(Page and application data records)
--- START ---

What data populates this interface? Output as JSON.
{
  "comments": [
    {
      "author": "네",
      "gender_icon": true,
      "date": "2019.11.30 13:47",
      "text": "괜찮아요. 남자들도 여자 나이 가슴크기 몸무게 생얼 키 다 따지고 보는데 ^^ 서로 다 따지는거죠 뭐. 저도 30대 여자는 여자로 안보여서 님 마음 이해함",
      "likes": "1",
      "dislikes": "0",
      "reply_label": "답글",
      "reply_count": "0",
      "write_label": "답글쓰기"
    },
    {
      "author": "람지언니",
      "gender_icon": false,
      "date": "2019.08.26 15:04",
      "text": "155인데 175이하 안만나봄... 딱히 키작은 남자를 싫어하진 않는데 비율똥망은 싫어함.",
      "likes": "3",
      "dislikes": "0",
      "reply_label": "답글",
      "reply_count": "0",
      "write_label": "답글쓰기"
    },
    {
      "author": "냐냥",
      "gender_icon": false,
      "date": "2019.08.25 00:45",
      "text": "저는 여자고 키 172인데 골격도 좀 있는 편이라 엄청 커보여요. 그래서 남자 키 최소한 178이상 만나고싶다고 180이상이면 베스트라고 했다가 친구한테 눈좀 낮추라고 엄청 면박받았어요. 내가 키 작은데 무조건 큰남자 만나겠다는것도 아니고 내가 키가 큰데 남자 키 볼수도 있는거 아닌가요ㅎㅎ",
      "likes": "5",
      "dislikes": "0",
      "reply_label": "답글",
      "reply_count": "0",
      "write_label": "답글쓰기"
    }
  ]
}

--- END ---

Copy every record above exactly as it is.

Response below:
What data populates this interface? Output as JSON.
{
  "comments": [
    {
      "author": "네",
      "gender_icon": true,
      "date": "2019.11.30 13:47",
      "text": "괜찮아요. 남자들도 여자 나이 가슴크기 몸무게 생얼 키 다 따지고 보는데 ^^ 서로 다 따지는거죠 뭐. 저도 30대 여자는 여자로 안보여서 님 마음 이해함",
      "likes": "1",
      "dislikes": "0",
      "reply_label": "답글",
      "reply_count": "0",
      "write_label": "답글쓰기"
    },
    {
      "author": "람지언니",
      "gender_icon": false,
      "date": "2019.08.26 15:04",
      "text": "155인데 175이하 안만나봄... 딱히 키작은 남자를 싫어하진 않는데 비율똥망은 싫어함.",
      "likes": "3",
      "dislikes": "0",
      "reply_label": "답글",
      "reply_count": "0",
      "write_label": "답글쓰기"
    },
    {
      "author": "냐냥",
      "gender_icon": false,
      "date": "2019.08.25 00:45",
      "text": "저는 여자고 키 172인데 골격도 좀 있는 편이라 엄청 커보여요. 그래서 남자 키 최소한 178이상 만나고싶다고 180이상이면 베스트라고 했다가 친구한테 눈좀 낮추라고 엄청 면박받았어요. 내가 키 작은데 무조건 큰남자 만나겠다는것도 아니고 내가 키가 큰데 남자 키 볼수도 있는거 아닌가요ㅎㅎ",
      "likes": "5",
      "dislikes": "0",
      "reply_label": "답글",
      "reply_count": "0",
      "write_label": "답글쓰기"
    }
  ]
}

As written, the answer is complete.